AIM OF THE EXERCISE
What is needed here is every line of the records that includes "JSON".

THE DATA
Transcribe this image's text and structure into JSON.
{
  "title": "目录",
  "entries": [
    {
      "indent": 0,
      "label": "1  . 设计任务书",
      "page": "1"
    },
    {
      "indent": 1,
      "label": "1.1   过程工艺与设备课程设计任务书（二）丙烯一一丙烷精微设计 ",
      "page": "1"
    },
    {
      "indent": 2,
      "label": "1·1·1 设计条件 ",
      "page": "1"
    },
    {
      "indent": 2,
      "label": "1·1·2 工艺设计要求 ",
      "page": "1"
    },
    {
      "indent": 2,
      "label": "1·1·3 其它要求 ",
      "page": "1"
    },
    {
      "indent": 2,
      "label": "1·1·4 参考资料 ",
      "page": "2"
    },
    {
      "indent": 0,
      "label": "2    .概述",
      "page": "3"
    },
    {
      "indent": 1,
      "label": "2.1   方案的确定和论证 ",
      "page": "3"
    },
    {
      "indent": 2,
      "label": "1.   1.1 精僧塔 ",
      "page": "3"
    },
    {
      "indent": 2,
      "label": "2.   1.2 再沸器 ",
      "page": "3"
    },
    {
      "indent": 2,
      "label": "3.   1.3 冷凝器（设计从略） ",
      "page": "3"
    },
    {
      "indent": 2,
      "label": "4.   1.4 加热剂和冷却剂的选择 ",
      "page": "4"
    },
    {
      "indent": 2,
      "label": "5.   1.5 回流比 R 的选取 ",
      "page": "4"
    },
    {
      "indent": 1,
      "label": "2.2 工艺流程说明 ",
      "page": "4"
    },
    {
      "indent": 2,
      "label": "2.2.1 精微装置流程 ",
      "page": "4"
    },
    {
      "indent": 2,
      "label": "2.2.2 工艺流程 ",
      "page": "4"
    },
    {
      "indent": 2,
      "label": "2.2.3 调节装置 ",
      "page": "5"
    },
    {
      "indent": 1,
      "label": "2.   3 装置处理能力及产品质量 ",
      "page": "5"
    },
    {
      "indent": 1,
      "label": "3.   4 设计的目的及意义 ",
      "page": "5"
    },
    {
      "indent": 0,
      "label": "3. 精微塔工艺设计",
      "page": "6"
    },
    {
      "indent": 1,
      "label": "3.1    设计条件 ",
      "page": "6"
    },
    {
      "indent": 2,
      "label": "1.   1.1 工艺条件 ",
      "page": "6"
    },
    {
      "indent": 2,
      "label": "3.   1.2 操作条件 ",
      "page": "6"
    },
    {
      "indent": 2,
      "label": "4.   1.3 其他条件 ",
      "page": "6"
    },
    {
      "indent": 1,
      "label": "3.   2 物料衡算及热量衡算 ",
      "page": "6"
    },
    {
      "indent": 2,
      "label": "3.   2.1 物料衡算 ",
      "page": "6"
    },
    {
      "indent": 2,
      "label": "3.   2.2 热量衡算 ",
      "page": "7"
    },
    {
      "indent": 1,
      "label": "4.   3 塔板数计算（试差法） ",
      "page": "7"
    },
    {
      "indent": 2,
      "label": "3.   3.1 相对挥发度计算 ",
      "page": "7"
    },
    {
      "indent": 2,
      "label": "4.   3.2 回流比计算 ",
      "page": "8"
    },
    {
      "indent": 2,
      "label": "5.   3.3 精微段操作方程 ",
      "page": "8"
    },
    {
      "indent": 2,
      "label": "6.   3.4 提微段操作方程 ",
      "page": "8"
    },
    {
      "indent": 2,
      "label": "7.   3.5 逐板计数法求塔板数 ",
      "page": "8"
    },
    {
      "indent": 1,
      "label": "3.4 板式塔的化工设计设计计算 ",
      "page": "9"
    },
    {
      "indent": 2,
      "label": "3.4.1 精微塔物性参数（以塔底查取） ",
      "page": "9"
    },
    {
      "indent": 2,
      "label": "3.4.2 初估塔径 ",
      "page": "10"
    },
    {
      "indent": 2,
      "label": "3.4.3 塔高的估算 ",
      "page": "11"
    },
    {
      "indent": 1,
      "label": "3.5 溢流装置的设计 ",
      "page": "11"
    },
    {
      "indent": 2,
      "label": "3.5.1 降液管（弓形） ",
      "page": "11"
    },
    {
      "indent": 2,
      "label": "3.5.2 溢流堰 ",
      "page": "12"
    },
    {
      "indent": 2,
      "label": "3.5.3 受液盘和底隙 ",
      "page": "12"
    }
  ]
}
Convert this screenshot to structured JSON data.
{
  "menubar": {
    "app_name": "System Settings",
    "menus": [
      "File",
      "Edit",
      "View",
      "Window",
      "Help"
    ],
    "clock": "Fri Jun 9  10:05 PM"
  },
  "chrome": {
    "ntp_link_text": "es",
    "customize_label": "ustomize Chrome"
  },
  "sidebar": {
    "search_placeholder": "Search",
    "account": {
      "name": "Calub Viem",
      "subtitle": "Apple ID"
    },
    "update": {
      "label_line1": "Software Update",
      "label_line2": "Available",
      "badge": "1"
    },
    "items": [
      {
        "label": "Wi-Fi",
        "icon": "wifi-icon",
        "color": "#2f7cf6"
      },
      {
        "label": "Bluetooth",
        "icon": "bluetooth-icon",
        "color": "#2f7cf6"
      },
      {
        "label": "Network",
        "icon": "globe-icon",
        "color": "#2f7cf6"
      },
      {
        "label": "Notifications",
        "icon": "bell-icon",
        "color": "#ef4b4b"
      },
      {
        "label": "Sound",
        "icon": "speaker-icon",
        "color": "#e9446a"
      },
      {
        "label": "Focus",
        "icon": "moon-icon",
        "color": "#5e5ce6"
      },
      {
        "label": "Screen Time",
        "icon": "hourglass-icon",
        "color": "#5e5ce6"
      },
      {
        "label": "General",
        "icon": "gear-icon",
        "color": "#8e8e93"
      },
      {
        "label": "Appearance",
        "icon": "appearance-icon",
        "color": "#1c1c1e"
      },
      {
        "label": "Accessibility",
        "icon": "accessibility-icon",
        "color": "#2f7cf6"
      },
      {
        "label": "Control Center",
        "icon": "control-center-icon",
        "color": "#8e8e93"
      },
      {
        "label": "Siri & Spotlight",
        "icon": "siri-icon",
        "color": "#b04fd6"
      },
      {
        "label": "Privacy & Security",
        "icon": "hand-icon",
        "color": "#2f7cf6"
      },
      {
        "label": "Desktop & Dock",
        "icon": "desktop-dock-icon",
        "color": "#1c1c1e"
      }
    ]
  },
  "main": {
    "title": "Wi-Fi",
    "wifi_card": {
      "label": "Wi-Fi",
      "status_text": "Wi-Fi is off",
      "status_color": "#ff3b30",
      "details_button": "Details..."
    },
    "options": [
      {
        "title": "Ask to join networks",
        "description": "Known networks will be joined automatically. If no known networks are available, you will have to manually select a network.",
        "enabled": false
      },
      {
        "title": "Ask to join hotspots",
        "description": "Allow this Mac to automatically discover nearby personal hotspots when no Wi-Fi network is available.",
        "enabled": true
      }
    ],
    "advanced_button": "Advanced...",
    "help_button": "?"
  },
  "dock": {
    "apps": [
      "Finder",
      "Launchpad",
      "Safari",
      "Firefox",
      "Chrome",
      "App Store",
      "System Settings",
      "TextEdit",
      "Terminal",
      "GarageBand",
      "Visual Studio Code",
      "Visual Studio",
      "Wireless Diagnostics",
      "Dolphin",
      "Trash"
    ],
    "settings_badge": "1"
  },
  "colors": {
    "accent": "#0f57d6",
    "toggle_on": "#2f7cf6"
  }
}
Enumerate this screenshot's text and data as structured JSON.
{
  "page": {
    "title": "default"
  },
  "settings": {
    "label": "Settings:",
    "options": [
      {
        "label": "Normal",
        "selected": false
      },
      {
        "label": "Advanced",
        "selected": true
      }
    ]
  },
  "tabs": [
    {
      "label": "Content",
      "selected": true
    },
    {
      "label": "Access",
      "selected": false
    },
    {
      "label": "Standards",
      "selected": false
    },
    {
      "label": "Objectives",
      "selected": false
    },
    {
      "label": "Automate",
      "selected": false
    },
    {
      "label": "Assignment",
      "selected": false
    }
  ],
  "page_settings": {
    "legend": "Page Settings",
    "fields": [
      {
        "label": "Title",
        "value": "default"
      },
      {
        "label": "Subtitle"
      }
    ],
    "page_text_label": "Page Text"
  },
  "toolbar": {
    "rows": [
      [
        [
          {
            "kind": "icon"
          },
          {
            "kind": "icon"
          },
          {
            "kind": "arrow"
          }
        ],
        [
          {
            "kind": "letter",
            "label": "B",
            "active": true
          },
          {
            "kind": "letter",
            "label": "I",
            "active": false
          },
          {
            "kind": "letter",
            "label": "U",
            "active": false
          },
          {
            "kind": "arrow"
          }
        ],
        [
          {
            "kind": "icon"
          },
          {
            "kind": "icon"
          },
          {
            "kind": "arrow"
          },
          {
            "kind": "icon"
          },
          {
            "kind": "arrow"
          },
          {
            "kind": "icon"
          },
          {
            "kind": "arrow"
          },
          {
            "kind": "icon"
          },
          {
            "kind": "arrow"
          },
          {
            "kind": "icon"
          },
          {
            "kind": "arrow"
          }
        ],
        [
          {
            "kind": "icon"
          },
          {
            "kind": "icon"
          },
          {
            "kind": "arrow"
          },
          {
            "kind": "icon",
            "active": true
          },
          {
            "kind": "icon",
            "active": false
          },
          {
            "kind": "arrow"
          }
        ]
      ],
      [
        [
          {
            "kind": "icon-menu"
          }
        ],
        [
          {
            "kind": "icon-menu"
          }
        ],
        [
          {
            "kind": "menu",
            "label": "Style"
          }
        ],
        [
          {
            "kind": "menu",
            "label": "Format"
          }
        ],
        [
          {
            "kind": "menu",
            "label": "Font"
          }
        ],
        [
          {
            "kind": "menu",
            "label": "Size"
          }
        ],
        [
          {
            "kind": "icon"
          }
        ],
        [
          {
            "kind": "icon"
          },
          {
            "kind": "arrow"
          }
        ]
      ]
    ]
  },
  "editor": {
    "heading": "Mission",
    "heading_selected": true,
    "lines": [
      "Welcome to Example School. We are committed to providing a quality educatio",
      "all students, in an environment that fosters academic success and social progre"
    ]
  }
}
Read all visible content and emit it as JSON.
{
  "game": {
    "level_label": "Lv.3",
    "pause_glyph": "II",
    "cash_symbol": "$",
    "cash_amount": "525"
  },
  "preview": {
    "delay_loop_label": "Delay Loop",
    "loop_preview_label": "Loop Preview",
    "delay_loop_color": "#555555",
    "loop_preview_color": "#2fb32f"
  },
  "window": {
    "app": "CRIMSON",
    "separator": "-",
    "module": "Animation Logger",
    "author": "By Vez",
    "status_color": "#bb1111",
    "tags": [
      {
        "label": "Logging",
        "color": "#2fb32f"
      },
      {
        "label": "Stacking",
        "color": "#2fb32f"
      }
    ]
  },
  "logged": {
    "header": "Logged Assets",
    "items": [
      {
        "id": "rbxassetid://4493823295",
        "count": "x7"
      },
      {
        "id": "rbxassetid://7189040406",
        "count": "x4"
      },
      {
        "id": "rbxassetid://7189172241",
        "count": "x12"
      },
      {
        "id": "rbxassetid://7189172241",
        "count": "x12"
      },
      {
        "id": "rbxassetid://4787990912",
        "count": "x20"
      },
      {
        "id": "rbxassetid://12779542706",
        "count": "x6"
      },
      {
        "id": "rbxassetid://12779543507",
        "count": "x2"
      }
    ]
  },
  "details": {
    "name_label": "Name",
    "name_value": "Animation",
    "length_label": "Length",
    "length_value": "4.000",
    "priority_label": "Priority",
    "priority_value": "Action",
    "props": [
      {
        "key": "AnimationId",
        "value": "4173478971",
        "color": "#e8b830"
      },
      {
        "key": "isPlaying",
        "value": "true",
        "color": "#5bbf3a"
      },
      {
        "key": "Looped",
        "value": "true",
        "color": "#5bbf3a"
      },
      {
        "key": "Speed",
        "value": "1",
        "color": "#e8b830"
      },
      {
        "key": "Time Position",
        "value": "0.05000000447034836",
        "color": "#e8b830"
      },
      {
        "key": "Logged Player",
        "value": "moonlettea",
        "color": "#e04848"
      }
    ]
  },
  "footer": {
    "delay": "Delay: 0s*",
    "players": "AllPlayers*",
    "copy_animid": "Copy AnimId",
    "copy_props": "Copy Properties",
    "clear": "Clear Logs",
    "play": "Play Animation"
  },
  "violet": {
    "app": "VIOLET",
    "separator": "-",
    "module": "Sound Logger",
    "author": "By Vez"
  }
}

TASK RESULT
Transcribe this image's text and structure into JSON.
Convert this screenshot to structured JSON data.
Enumerate this screenshot's text and data as structured JSON.
Read all visible content and emit it as JSON.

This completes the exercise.